Ram Dass also talked to the importance of listening for guidance in his modern-day classic Paths to God, Living The Bhagvad Gita. Here he discusses the benefits of “adopting a Gita perspective”:

“Instead of always preoccupying ourselves with trying to get what we think we want or need, we’ll start to quiet, we’ll start to listen. We’ll wait for that inner prompting. We’ll try to hear, rather than decide, what it is we should do next. And as we listen, we’ll hear our dharma more and more clearly.”

When it comes to a heart-to-heart with God, I’ve distilled my personal process down to three steps—but by no means do I want to make this sound easy. It probably took me a decade or so to perfect the first step—but after that, step two came much faster, as did step three though I know this can be a tricky one for a lot of people.

1. Go to a place where you can quiet the mind and be still.

Unless you walk around in a perpetual state of Zen, this is a necessary first step. And as a reader of The Inner Way, I’m guessing you already have a good idea what technique for quieting the mind works best for you.

For me, I’m best able to quiet my mind by focusing on my breathing via meditation or by taking a brisk run along the river that lines my neighborhood. But there are many other ways to get there, as well. As Douglas Block points out in his book Listening to Your Inner Voice:

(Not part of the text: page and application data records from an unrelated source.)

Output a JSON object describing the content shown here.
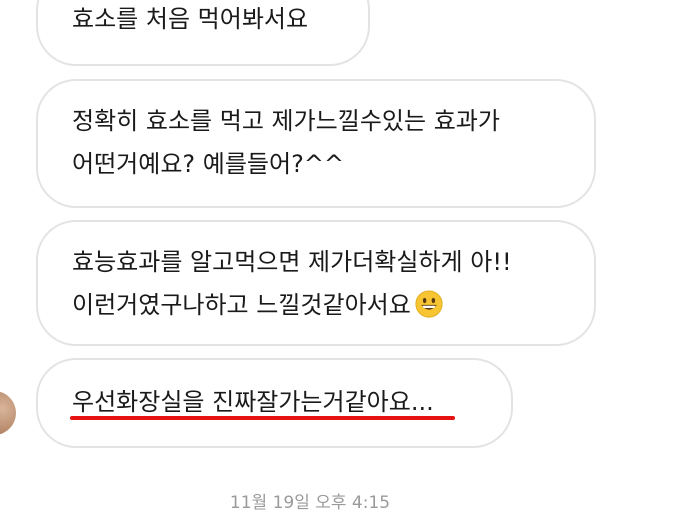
{
  "messages": [
    {
      "lines": [
        "효소를 처음 먹어봐서요"
      ]
    },
    {
      "lines": [
        "정확히 효소를 먹고 제가느낄수있는 효과가",
        "어떤거예요? 예를들어?^^"
      ]
    },
    {
      "lines": [
        "효능효과를 알고먹으면 제가더확실하게 아!!",
        "이런거였구나하고 느낄것같아서요"
      ],
      "trailing_emoji": "grinning-face"
    },
    {
      "lines": [
        "우선화장실을 진짜잘가는거같아요..."
      ]
    }
  ],
  "timestamp": "11월 19일 오후 4:15",
  "colors": {
    "bubble_border": "#e3e3e3",
    "text": "#1a1a1a",
    "timestamp": "#9a9a9a",
    "highlight_underline": "#e61212",
    "emoji_face": "#f7c531"
  }
}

“You can achieve this stillness through any process that relaxes you and slows down your thoughts—meditation, visualization, long walks, exercise, driving on a country road…”

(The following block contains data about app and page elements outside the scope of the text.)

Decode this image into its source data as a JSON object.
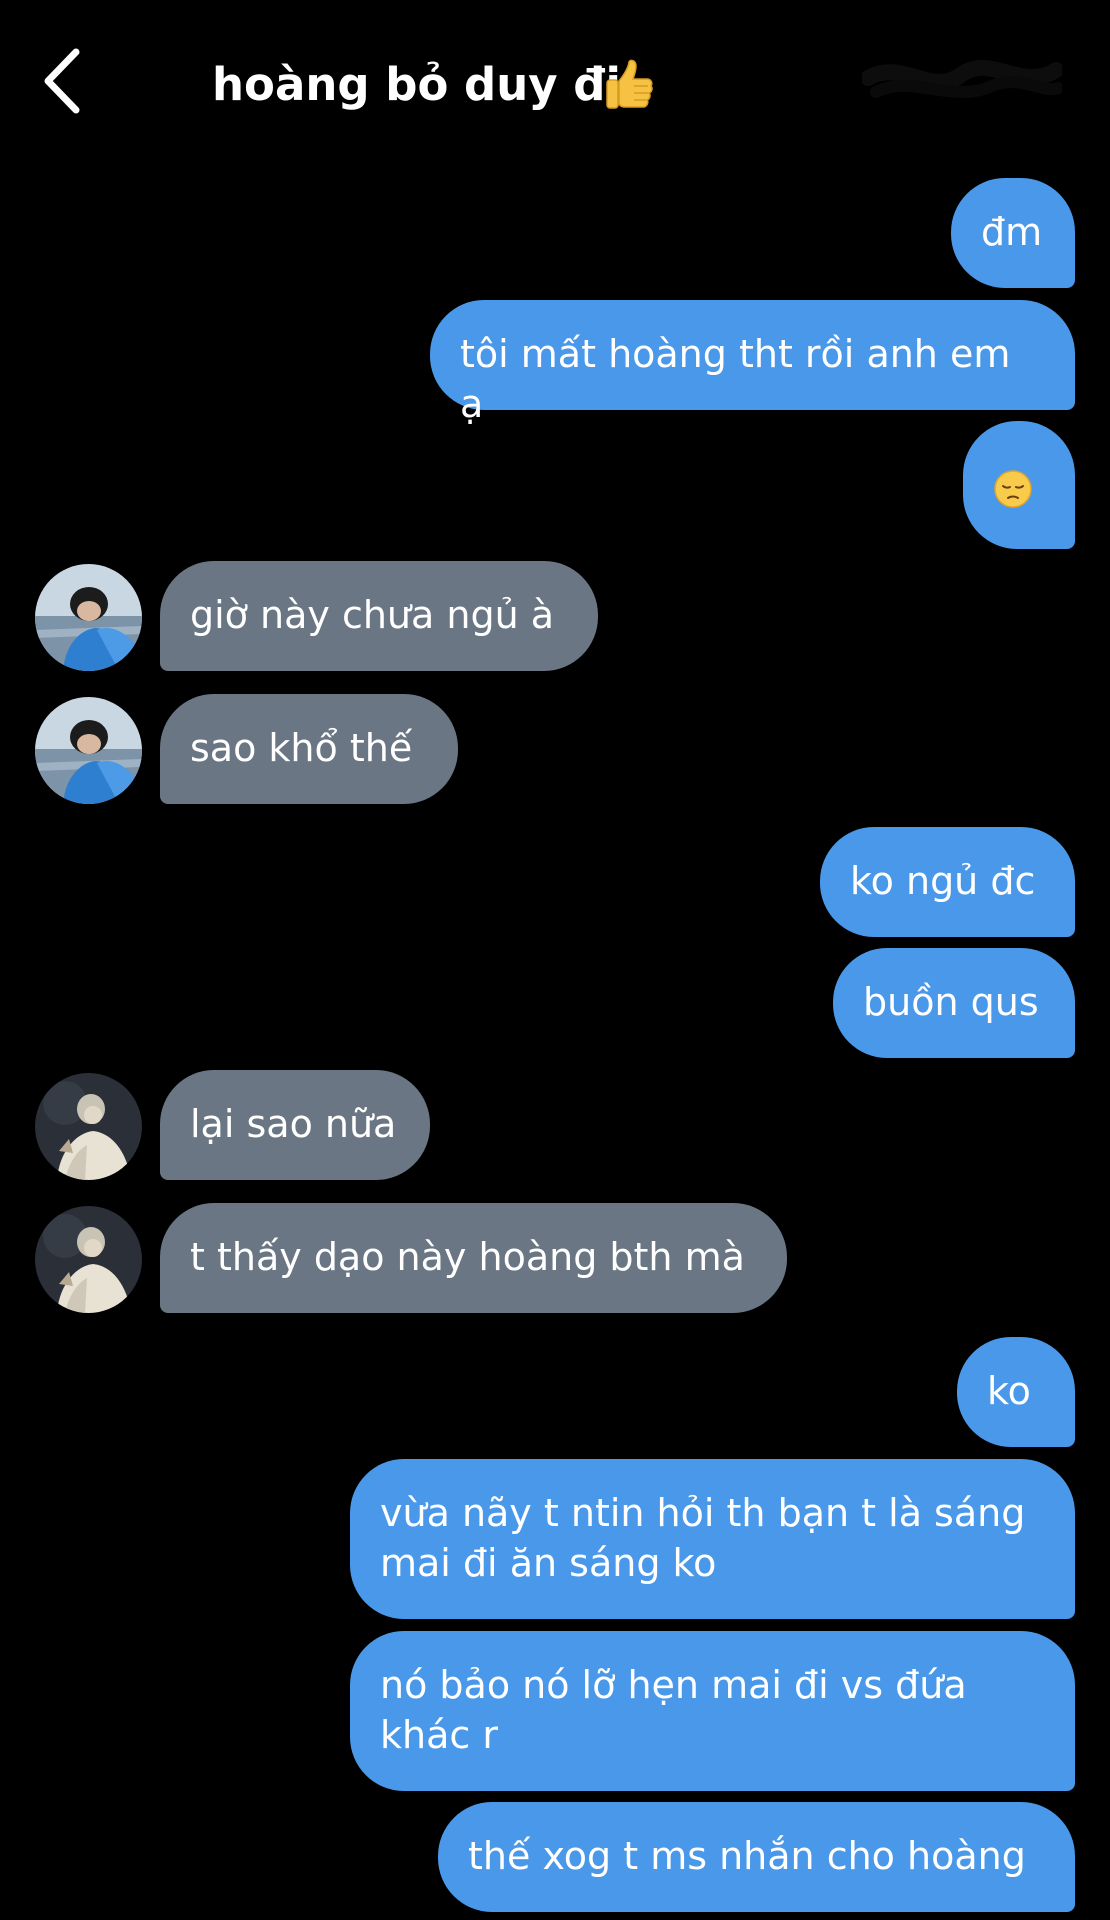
{
  "header": {
    "title": "hoàng bỏ duy đi",
    "title_emoji": "thumbs-up-icon",
    "back_icon": "chevron-left-icon"
  },
  "colors": {
    "background": "#000000",
    "outgoing_bubble": "#4a98e9",
    "incoming_bubble": "#6a7683",
    "text": "#ffffff"
  },
  "messages": [
    {
      "direction": "outgoing",
      "text": "đm"
    },
    {
      "direction": "outgoing",
      "text": "tôi mất hoàng tht rồi anh em ạ"
    },
    {
      "direction": "outgoing",
      "text": "",
      "emoji": "pensive-face-icon"
    },
    {
      "direction": "incoming",
      "sender_avatar": "avatar-1",
      "text": "giờ này chưa ngủ à"
    },
    {
      "direction": "incoming",
      "sender_avatar": "avatar-1",
      "text": "sao khổ thế"
    },
    {
      "direction": "outgoing",
      "text": "ko ngủ đc"
    },
    {
      "direction": "outgoing",
      "text": "buồn qus"
    },
    {
      "direction": "incoming",
      "sender_avatar": "avatar-2",
      "text": "lại sao nữa"
    },
    {
      "direction": "incoming",
      "sender_avatar": "avatar-2",
      "text": "t thấy dạo này hoàng bth mà"
    },
    {
      "direction": "outgoing",
      "text": "ko"
    },
    {
      "direction": "outgoing",
      "text": "vừa nãy t ntin hỏi th bạn t là sáng\nmai đi ăn sáng ko"
    },
    {
      "direction": "outgoing",
      "text": "nó bảo nó lỡ hẹn mai đi vs đứa\nkhác r"
    },
    {
      "direction": "outgoing",
      "text": "thế xog t ms nhắn cho hoàng"
    }
  ]
}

2. Engage in what Ralph Waldo Emerson refers to as “lowly listening”.

It’s pretty much what it sounds like. Once in a relaxed state, put your concern out to God. Then, while not trying too hard, “listen” within. Scholar and author Richard Geldard, who has written two books on Emerson’s philosophy, explains what happens during this lowly listening phase:

“Solitude, stillness, reflection, judgement and understanding all come together to guide us.”

Emerson discussed the process of lowly listening is in one of a series of essays titled Spiritual Laws. He wrote:

“Place yourself in the middle of the stream of power and wisdom which flows into you as life, place yourself in the full center of that flood, then you are without effort impelled to truth, to right, and a perfect contentment.”

The key is listening. As author Llewellyn Vaughan-Lee points out in his enlightening new book Prayer of the Heart in Christian and Sufi Mysticism
:

“Learning to pray is learning to listen. Within the heart we learn to wait with patience for God’s words, which may come even when we have not asked.”

3. Separate the word of God from the voice of the ego.

A friend once told me that she hears lots of words in her head, the problem is figuring which are the right ones. And maybe that’s the hard part. But once you’ re able to tune in to the “soul at the center of nature” as Emerson calls it, you’ll find there’s a single, authentic voice there.

When I say voice, it doesn’t always come through in words (though it can), but usually in the form of a deep-seeded intuition. One moment you’re questioning the correct next step at work, at home, in love or in life. The next moment you know the answer with certainty.

The one important part is learning to separate the false voice of the ego with the true voice of the soul and God. Vaughan-Lee advises that
:

“Such listening requires both attentiveness and discrimination, as it is not always easy to discriminate between the voice of the ego and the voice of our Beloved. But there is a distinct difference: the words of the ego and mind belong to duality; the words of the heart carry the imprint of oneness. In the heart there is no argument, no you and me, just an unfolding oneness. The heart embraces a difficulty, while the ego takes sides.”

What’s the importance of this morning conversation with God? Again, in the words of Ralph Trine:

“The little time spent in the quiet each day, alone with one’s God, that we may make and keep our connection with the Infinite source—our source and our life—will be a boon to any life. It will prove, if we are faithful, to be the most priceless possession that we have.”

That pretty well sums it up. It’s a priceless moment, one that helps me—and can help you—start every day in the right frame of mind, with the added assurance that any additional wisdom or guidance you need is never too far away.